Using the listing below, please gather every line containing the word "used".
****
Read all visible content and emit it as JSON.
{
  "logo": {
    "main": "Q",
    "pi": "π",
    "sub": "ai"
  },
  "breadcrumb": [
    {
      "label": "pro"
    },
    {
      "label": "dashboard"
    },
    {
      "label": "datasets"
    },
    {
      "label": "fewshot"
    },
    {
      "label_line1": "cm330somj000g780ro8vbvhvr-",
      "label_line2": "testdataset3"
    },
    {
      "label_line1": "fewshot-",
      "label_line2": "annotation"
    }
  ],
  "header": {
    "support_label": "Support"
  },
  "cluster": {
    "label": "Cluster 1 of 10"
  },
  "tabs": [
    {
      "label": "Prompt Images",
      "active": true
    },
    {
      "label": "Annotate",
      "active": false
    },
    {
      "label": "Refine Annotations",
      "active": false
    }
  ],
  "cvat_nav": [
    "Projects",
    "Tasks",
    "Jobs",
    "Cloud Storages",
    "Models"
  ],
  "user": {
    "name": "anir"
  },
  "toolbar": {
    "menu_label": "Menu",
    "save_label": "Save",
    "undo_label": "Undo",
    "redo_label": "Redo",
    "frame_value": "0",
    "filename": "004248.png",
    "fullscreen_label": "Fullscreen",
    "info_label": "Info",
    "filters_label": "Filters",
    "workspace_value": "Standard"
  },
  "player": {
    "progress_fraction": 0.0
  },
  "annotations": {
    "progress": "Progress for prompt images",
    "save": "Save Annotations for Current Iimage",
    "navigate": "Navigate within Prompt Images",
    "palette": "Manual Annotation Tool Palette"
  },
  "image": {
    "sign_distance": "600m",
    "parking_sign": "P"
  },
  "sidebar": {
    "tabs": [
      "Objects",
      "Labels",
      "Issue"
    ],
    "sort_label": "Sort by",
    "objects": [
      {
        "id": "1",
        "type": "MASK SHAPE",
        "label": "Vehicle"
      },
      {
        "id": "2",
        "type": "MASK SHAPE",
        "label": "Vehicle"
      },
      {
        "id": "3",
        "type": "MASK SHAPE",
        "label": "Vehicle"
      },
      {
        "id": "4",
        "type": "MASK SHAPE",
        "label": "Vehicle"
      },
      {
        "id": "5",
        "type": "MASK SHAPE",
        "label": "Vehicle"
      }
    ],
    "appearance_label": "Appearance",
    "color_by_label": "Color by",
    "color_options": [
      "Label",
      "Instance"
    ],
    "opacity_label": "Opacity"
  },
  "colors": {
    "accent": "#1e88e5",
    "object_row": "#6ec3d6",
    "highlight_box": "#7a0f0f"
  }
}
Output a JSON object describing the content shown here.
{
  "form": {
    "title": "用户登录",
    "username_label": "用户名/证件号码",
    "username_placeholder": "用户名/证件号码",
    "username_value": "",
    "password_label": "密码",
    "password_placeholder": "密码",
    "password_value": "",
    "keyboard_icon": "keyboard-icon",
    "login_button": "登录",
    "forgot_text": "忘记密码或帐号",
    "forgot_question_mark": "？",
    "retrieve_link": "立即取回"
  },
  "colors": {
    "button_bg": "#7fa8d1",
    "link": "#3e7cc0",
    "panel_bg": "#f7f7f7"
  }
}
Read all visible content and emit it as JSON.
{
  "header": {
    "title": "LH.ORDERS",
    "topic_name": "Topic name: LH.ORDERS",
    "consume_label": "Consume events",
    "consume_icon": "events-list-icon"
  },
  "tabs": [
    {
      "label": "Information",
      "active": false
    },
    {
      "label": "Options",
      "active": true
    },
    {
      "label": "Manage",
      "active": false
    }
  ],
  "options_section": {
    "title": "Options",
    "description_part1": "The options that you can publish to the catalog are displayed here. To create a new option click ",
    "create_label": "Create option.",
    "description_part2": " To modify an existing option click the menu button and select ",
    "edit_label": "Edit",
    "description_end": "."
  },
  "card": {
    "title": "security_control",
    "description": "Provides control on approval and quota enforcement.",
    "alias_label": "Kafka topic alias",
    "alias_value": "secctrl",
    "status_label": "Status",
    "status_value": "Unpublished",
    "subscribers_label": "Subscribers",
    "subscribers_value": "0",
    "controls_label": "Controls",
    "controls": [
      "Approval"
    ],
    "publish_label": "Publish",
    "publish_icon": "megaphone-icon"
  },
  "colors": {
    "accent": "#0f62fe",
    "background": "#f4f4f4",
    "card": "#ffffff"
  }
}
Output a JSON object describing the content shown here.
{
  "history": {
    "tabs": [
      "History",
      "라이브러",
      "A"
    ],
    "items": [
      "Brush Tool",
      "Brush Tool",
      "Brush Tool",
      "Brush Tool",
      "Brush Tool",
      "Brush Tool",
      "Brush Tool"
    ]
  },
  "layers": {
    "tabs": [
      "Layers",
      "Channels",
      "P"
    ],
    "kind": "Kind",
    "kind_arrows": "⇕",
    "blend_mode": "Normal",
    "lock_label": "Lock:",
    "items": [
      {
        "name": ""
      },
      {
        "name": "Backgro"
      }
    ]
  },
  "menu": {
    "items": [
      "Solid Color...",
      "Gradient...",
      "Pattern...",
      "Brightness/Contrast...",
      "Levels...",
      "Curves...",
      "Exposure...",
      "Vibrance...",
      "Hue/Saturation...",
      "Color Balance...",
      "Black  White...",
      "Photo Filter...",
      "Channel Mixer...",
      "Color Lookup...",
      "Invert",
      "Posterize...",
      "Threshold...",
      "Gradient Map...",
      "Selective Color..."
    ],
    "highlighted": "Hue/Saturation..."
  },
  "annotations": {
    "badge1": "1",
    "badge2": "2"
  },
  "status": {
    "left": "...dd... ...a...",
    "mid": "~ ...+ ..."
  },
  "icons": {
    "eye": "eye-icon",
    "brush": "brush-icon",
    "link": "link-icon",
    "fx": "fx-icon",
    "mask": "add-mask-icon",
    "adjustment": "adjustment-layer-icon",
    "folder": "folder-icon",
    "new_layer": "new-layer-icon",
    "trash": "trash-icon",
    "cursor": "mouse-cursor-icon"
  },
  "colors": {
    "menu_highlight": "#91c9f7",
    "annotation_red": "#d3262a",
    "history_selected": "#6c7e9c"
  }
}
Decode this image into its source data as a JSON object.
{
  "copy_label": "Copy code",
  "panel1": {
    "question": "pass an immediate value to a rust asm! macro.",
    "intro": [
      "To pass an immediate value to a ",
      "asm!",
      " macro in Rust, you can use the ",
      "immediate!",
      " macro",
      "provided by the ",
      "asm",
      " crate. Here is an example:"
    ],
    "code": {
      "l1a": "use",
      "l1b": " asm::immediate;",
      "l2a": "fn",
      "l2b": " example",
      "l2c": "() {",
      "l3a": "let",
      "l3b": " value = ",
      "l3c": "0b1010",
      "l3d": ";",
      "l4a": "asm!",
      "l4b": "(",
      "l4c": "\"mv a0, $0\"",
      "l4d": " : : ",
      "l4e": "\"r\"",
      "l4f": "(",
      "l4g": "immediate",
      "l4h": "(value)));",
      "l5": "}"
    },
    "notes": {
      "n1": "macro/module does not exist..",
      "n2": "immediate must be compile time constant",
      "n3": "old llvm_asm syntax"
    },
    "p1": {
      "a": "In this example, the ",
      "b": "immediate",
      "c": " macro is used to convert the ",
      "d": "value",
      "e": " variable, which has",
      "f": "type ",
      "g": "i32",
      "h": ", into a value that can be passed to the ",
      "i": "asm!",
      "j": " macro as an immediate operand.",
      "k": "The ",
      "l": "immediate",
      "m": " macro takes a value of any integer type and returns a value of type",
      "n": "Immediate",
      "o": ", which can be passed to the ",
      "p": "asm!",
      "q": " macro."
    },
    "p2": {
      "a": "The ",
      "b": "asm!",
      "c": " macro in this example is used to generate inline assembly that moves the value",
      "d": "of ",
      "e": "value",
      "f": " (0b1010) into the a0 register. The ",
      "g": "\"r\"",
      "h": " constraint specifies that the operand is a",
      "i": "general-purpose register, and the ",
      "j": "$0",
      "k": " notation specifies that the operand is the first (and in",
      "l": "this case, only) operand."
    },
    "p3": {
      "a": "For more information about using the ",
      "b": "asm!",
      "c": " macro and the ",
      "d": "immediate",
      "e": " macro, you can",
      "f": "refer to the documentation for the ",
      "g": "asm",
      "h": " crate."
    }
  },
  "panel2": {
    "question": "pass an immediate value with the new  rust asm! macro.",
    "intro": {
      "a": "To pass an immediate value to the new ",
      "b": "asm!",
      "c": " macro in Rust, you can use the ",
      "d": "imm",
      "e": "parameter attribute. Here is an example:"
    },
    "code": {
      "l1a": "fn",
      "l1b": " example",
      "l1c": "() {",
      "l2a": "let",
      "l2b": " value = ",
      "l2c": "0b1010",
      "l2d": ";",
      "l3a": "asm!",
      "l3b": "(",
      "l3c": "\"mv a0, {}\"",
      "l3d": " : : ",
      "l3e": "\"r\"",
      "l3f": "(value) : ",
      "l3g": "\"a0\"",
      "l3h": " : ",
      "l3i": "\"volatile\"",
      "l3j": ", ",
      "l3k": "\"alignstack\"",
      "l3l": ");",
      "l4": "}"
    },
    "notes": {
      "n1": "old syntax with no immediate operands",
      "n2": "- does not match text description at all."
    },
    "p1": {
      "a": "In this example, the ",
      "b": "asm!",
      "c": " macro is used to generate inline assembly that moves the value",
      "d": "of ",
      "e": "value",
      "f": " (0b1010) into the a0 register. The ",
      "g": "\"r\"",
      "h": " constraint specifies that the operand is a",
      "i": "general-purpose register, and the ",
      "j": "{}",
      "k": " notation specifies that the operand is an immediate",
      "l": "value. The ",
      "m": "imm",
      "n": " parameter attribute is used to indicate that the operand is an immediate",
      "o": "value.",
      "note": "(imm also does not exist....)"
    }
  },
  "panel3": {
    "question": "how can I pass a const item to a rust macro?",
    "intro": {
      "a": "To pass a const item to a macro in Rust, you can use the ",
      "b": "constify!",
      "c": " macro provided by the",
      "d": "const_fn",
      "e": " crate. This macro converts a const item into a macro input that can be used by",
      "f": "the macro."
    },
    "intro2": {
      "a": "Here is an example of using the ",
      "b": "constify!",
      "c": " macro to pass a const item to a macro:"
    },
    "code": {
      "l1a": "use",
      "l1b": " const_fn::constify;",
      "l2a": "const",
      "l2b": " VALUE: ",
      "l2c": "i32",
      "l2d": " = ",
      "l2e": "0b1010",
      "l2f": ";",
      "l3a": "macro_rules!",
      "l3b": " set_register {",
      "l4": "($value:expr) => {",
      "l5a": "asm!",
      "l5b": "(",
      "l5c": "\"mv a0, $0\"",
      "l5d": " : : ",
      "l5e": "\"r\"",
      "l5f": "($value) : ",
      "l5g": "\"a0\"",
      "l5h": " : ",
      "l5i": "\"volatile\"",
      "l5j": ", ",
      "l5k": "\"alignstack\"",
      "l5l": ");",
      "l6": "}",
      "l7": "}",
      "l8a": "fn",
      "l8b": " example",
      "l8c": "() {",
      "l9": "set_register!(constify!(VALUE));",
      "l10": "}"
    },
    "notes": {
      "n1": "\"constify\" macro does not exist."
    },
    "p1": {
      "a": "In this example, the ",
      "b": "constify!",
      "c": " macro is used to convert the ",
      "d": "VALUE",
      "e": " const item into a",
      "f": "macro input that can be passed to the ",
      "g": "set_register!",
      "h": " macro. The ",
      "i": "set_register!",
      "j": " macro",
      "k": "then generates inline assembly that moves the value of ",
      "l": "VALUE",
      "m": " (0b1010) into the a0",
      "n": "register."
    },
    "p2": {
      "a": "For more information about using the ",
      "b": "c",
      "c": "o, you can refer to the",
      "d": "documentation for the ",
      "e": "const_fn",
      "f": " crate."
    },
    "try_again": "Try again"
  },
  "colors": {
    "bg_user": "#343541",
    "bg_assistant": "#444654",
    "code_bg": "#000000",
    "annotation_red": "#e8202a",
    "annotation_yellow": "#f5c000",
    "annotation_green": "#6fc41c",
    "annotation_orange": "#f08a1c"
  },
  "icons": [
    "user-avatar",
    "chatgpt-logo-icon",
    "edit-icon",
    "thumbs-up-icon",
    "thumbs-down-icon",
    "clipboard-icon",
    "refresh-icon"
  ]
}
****
> **ANSWER TO THIS EXERCISE**:
      "c": " macro is used to convert the ",
      "c": " macro in this example is used to generate inline assembly that moves the value",
      "c": " macro is used to generate inline assembly that moves the value",
      "n": " parameter attribute is used to indicate that the operand is an immediate",
      "e": " crate. This macro converts a const item into a macro input that can be used by",
      "c": " macro is used to convert the ",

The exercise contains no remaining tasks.